Should you lease or buy equipment?

Lease or buy? - close-up of person hand with pen and calculator over lease agreementMany small business people wonder whether it’s better for them to lease or buy capital equipment for their businesses. Your options regarding leasing or buying depend upon the nature of your particular business; however there are some guidelines you can follow to help you decide what you should do.

If you have the money available, and the item is really necessary to your business, then it will usually benefit you to buy the item outright. If you cannot find the money then you will have to finance the purchase out of future cashflow, which means leasing it.

A caution

A special note here: Don’t buy an item at the risk of not being able to meet your bills in the next month. Only use surplus cash—and then only if it really is ‘surplus’, not just temporarily in the bank account. You should work all this out in terms of your cashflow forecast and your forthcoming liabilities.

If the options are not so clear cut, then you have some thinking to do. Ask these questions:

  • How often will you use the item?

If you are only going to use the item occasionally, there is no real point in buying one. It will lie around for most of the year unused and is therefore a waste of your resources. So lease or hire the equipment when you require it.

  • What else could you do with the money?

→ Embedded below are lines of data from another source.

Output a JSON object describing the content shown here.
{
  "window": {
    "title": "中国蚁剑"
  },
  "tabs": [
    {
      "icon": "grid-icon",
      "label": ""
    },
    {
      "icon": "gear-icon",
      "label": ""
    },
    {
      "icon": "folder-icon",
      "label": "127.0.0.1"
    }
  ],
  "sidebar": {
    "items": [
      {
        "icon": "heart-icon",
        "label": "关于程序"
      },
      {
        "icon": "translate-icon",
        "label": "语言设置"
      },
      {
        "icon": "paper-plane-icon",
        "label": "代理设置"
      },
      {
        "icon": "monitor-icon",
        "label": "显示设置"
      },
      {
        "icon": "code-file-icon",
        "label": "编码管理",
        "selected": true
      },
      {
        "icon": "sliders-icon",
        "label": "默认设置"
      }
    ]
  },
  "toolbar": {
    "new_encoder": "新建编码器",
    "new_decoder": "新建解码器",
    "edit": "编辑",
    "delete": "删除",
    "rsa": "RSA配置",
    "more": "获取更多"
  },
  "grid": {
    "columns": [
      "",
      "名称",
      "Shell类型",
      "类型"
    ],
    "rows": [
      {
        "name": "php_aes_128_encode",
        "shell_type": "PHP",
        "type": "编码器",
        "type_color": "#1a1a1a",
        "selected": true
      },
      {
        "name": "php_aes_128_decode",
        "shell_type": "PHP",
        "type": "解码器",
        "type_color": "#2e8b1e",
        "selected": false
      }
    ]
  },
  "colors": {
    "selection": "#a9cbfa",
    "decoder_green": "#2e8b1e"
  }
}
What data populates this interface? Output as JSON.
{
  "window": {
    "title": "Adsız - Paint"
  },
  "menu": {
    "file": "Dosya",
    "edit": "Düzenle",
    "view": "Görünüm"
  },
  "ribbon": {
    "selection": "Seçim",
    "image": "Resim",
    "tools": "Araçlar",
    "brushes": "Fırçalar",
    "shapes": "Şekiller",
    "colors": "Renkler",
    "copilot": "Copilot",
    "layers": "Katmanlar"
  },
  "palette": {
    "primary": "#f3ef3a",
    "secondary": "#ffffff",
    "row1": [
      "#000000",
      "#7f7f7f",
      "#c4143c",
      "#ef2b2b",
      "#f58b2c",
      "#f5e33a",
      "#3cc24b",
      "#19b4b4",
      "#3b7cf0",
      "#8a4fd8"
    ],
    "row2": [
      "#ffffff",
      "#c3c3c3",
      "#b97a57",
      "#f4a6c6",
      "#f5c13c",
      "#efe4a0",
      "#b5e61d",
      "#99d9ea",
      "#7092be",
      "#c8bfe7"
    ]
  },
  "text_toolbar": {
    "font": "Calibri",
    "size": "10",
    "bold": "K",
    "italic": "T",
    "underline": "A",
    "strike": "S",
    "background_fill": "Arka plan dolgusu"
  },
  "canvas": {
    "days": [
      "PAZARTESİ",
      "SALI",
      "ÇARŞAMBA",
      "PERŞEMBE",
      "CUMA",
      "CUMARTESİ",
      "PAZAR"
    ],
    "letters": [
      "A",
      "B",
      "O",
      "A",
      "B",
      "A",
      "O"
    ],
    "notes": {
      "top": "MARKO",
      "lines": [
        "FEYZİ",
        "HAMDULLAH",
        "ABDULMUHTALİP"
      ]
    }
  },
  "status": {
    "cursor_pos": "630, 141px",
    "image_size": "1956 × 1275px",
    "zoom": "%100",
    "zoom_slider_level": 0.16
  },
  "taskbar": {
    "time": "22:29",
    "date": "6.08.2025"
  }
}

Could you earn a better rate of return on the capital required if you invested it in your business? Your business might be at the stage where a few thousand ploughed back in as working capital will give you a far better rate of return than tying up the money in equipment. For example, would the money be better spent on marketing? In this case, it might pay you to lease.

The effect on net profit

The bottom line is always: how will your decision to buy or lease affect net profit?

Let’s take a simple example, and calculate the net profit results for both options. Suppose you decide the business needs a machine worth $25,000 (we’ll ignore GST). You can either buy the machine outright or lease it (rent).

  • Option One

If you lease, the machine will cost you around $500 per month, or $6,000 for the year. This can be added to your business expenses.

  • Option Two

If you buy the machine, you cannot deduct the total cost of $25,000 from the net profit, as it will now be regarded as an asset. Suppose you can depreciate the machine at 20% a year. This means you can claim $5,000 as an expense for the year ($25,000 x 20%).

Comparative costs

  • Option One

You’ve spent $6,000 in cash, and can claim this $6,000 as a business expense. By having $6,000 as expenses, you’ll pay $1,800 less tax (assuming a tax rate of 30%). So you could say that you’ve spent $6,000 and ‘saved’ $1,800, giving a net cash out for the business of $4,200 for that tax year.

  • Option Two

You spend $25,000 in cash, and claim $5,000 as a depreciation expense. This gives you a tax ‘saving’ of $1,500 (30% of $5,000), so your net cash out is $23,500. In the first year, therefore, it would have been better for the business to lease the machine, as far as cashflow is concerned. But what about year two? In Option One you’d still have to pay $6,000 in rent for that second year, and the net cash out is still $4,200.

But in Option Two, you have no further cash to pay, and can still claim depreciation of $5,000, which gives you a ‘saving’ of $1,500 each year for the second, third, forth and fifth years.

This comparison shows, therefore, that whilst you might have gained a better cashflow situation in year one, the lease option becomes far less attractive in subsequent years.

So as a rule of thumb, if you lease equipment you will make a cash saving in the first year or two. This is a viable alternative if you do not have the cash (especially for equipment that may cost thousands of dollars, or items you do not use regularly). Long term, it’s much better to buy equipment outright, provided you can afford the initial heavy cash commitment.

High-tech equipment

One additional factor is worth considering, though. People often lease strongly technology based equipment (such as computers or even photocopiers). However, they make use of lease terms that allow them to update to new technology as it becomes available.

In this way you avoid being stuck with outdated equipment that has little resale value or no longer serves your needs. This is often very much a judgement call that you can only make after speaking to the salesperson concerned.